By: David Duesing
On Friday, December 1, the Kennedy School celebrated the official completion of its years-long campus transformation project. With the campus expansion project completed, the school now boasts many new facilities, including six new classrooms, a new student lounge, and 15 new team rooms. The Kennedy School’s expansion has over 7,510 donors from 128 countries to thank for their contributions, which allowed the project to succeed without the use of tuition dollars or endowment funds.
To commemorate the grand opening of the new campus, the Kennedy School received remarks from current and former Kennedy School deans Doug Elmendorf and David Ellwood, as well as Harvard University president Drew Faust. In her remarks, President Faust shared both her pride in the Kennedy School and excitement for what lies ahead: “For decades Harvard Kennedy School has trained leaders from across the country and around the world who shape public policy with expertise, collaborative exchange, and creative problem-solving.

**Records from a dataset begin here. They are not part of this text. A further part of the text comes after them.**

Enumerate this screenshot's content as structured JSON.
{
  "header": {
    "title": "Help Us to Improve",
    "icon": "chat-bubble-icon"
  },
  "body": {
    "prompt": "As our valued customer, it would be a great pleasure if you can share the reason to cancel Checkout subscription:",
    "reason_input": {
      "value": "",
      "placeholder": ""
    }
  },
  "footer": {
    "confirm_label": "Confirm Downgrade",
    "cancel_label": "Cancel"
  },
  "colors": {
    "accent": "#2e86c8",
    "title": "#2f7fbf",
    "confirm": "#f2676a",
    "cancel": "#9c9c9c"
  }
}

HKS’s commitment to guiding both current and future public servants is stronger now than ever, and new physical spaces on campus will enable the School to advance this work.”
Dean Elmendorf also expressed his excitement for how the expanded campus would transform the school, quoting Sir Winston Churchill’s idea that “we shape our buildings; thereafter they shape us.” The new campus is will certainly affect the work and lifestyle of student and faculty life on campus. With over 91,000 square feet of classrooms, connecting corridors between all buildings, inside and outside courtyards, and many new work and study areas, there are countless new ways in which the HKS community can experience and enjoy campus.
The expanded campus will also not affect the number of degree-seeking students admitted to the Kennedy School, according to Dean Elmendorf. The Executive Education program will expand its number of annual participants from around 3,000 to 4,000, however. This will give students the space they need to work individually and as groups throughout campus.
The Kennedy School’s commitment to sustainability is also evident in the school’s new buildings. The central courtyard serves as a green roof for the Wexner building’s lower level, including the kitchen, and new Executive Education classroom. A 66,000-gallon rainwater collection tank will also reduce irrigation water usage by more than half. Early next year, the school will begin installing over 150 solar panels on the roofs of the new buildings as well.
The grand opening ended with a ribbon-cutting ceremony and a reception in the cafeteria and winter garden. Afterwards, guests were invited to explore the new campus, including the newly opened Ofer building, which connects the Taubman and Belfer buildings, and the new student lounge.
Finishing touches of the campus transformation project will continue into next semester, but the lion’s share of the work is complete and ready for the HKS community to enjoy. It’s an exciting time for the Kennedy School and the beginning of a new chapter in our school’s history. As Dean Elmendorf remarked, the campus transformation is also “about increasing the school’s power to do good in the world.”